(RECORDS PROVIDED begins)
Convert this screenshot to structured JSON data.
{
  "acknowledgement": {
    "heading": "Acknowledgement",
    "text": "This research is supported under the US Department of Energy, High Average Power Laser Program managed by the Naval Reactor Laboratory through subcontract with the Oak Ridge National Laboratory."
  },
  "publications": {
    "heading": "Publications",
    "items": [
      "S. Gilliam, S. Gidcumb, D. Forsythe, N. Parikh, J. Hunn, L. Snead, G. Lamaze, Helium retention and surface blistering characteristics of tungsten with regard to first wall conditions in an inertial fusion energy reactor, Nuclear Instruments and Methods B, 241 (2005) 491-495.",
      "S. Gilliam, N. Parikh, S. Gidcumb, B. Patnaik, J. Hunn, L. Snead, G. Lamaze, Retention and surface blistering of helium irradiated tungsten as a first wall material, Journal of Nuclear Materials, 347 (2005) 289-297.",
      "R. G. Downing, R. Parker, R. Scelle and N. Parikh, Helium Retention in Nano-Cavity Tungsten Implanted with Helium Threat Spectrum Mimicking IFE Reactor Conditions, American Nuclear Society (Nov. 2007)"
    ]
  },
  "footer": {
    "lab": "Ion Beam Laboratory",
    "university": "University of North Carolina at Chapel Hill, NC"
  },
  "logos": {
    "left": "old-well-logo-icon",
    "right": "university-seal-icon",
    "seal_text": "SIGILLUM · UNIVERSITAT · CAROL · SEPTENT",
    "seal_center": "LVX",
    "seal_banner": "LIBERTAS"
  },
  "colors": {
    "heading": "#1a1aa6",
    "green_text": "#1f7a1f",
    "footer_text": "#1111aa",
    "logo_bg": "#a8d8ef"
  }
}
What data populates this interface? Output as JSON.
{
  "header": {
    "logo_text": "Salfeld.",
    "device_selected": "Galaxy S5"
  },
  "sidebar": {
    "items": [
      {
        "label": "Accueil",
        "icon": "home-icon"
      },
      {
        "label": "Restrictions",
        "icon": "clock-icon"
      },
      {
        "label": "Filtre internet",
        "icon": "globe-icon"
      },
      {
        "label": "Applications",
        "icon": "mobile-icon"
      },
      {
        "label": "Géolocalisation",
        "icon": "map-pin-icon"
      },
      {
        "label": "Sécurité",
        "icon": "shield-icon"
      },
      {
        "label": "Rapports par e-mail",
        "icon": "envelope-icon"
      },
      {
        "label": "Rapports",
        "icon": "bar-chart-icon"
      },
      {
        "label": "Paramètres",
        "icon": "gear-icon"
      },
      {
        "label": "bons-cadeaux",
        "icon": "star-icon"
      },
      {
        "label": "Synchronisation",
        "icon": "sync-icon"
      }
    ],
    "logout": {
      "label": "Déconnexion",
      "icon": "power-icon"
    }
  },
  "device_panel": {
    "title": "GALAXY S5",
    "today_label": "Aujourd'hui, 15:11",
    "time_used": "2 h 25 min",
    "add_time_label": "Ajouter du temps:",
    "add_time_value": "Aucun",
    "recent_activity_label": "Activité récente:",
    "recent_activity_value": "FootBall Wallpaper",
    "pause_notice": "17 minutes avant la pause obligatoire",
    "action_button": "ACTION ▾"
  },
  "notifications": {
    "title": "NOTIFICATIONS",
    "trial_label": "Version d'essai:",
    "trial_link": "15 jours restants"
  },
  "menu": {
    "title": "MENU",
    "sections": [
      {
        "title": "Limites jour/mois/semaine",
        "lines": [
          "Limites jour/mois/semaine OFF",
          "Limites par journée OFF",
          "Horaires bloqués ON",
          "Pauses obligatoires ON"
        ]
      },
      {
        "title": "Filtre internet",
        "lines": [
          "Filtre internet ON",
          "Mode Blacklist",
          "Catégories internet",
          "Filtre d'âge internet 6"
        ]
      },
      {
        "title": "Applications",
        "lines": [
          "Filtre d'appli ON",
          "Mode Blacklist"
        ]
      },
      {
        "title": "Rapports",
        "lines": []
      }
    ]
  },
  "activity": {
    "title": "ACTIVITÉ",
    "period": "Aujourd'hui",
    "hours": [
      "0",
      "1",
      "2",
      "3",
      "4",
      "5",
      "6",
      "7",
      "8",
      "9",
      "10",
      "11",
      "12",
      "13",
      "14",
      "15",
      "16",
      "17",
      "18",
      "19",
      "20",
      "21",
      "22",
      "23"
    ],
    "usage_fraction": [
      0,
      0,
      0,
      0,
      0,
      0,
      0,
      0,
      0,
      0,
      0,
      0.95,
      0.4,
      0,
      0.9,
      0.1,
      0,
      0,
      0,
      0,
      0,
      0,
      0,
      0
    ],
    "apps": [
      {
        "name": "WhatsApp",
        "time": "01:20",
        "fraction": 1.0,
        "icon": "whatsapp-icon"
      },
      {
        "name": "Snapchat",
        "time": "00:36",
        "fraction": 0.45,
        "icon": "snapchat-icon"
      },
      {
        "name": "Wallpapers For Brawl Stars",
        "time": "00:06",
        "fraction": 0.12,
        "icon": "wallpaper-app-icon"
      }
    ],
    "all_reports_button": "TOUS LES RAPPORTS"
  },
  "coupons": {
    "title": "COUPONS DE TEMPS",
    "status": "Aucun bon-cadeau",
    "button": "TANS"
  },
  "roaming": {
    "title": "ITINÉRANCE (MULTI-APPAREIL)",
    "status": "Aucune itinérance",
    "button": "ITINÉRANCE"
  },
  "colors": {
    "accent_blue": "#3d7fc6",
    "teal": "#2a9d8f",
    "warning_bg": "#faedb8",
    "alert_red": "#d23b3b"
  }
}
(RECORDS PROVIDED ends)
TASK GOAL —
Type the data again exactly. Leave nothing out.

ANSWER SECTION —
Convert this screenshot to structured JSON data.
{
  "acknowledgement": {
    "heading": "Acknowledgement",
    "text": "This research is supported under the US Department of Energy, High Average Power Laser Program managed by the Naval Reactor Laboratory through subcontract with the Oak Ridge National Laboratory."
  },
  "publications": {
    "heading": "Publications",
    "items": [
      "S. Gilliam, S. Gidcumb, D. Forsythe, N. Parikh, J. Hunn, L. Snead, G. Lamaze, Helium retention and surface blistering characteristics of tungsten with regard to first wall conditions in an inertial fusion energy reactor, Nuclear Instruments and Methods B, 241 (2005) 491-495.",
      "S. Gilliam, N. Parikh, S. Gidcumb, B. Patnaik, J. Hunn, L. Snead, G. Lamaze, Retention and surface blistering of helium irradiated tungsten as a first wall material, Journal of Nuclear Materials, 347 (2005) 289-297.",
      "R. G. Downing, R. Parker, R. Scelle and N. Parikh, Helium Retention in Nano-Cavity Tungsten Implanted with Helium Threat Spectrum Mimicking IFE Reactor Conditions, American Nuclear Society (Nov. 2007)"
    ]
  },
  "footer": {
    "lab": "Ion Beam Laboratory",
    "university": "University of North Carolina at Chapel Hill, NC"
  },
  "logos": {
    "left": "old-well-logo-icon",
    "right": "university-seal-icon",
    "seal_text": "SIGILLUM · UNIVERSITAT · CAROL · SEPTENT",
    "seal_center": "LVX",
    "seal_banner": "LIBERTAS"
  },
  "colors": {
    "heading": "#1a1aa6",
    "green_text": "#1f7a1f",
    "footer_text": "#1111aa",
    "logo_bg": "#a8d8ef"
  }
}
What data populates this interface? Output as JSON.
{
  "header": {
    "logo_text": "Salfeld.",
    "device_selected": "Galaxy S5"
  },
  "sidebar": {
    "items": [
      {
        "label": "Accueil",
        "icon": "home-icon"
      },
      {
        "label": "Restrictions",
        "icon": "clock-icon"
      },
      {
        "label": "Filtre internet",
        "icon": "globe-icon"
      },
      {
        "label": "Applications",
        "icon": "mobile-icon"
      },
      {
        "label": "Géolocalisation",
        "icon": "map-pin-icon"
      },
      {
        "label": "Sécurité",
        "icon": "shield-icon"
      },
      {
        "label": "Rapports par e-mail",
        "icon": "envelope-icon"
      },
      {
        "label": "Rapports",
        "icon": "bar-chart-icon"
      },
      {
        "label": "Paramètres",
        "icon": "gear-icon"
      },
      {
        "label": "bons-cadeaux",
        "icon": "star-icon"
      },
      {
        "label": "Synchronisation",
        "icon": "sync-icon"
      }
    ],
    "logout": {
      "label": "Déconnexion",
      "icon": "power-icon"
    }
  },
  "device_panel": {
    "title": "GALAXY S5",
    "today_label": "Aujourd'hui, 15:11",
    "time_used": "2 h 25 min",
    "add_time_label": "Ajouter du temps:",
    "add_time_value": "Aucun",
    "recent_activity_label": "Activité récente:",
    "recent_activity_value": "FootBall Wallpaper",
    "pause_notice": "17 minutes avant la pause obligatoire",
    "action_button": "ACTION ▾"
  },
  "notifications": {
    "title": "NOTIFICATIONS",
    "trial_label": "Version d'essai:",
    "trial_link": "15 jours restants"
  },
  "menu": {
    "title": "MENU",
    "sections": [
      {
        "title": "Limites jour/mois/semaine",
        "lines": [
          "Limites jour/mois/semaine OFF",
          "Limites par journée OFF",
          "Horaires bloqués ON",
          "Pauses obligatoires ON"
        ]
      },
      {
        "title": "Filtre internet",
        "lines": [
          "Filtre internet ON",
          "Mode Blacklist",
          "Catégories internet",
          "Filtre d'âge internet 6"
        ]
      },
      {
        "title": "Applications",
        "lines": [
          "Filtre d'appli ON",
          "Mode Blacklist"
        ]
      },
      {
        "title": "Rapports",
        "lines": []
      }
    ]
  },
  "activity": {
    "title": "ACTIVITÉ",
    "period": "Aujourd'hui",
    "hours": [
      "0",
      "1",
      "2",
      "3",
      "4",
      "5",
      "6",
      "7",
      "8",
      "9",
      "10",
      "11",
      "12",
      "13",
      "14",
      "15",
      "16",
      "17",
      "18",
      "19",
      "20",
      "21",
      "22",
      "23"
    ],
    "usage_fraction": [
      0,
      0,
      0,
      0,
      0,
      0,
      0,
      0,
      0,
      0,
      0,
      0.95,
      0.4,
      0,
      0.9,
      0.1,
      0,
      0,
      0,
      0,
      0,
      0,
      0,
      0
    ],
    "apps": [
      {
        "name": "WhatsApp",
        "time": "01:20",
        "fraction": 1.0,
        "icon": "whatsapp-icon"
      },
      {
        "name": "Snapchat",
        "time": "00:36",
        "fraction": 0.45,
        "icon": "snapchat-icon"
      },
      {
        "name": "Wallpapers For Brawl Stars",
        "time": "00:06",
        "fraction": 0.12,
        "icon": "wallpaper-app-icon"
      }
    ],
    "all_reports_button": "TOUS LES RAPPORTS"
  },
  "coupons": {
    "title": "COUPONS DE TEMPS",
    "status": "Aucun bon-cadeau",
    "button": "TANS"
  },
  "roaming": {
    "title": "ITINÉRANCE (MULTI-APPAREIL)",
    "status": "Aucune itinérance",
    "button": "ITINÉRANCE"
  },
  "colors": {
    "accent_blue": "#3d7fc6",
    "teal": "#2a9d8f",
    "warning_bg": "#faedb8",
    "alert_red": "#d23b3b"
  }
}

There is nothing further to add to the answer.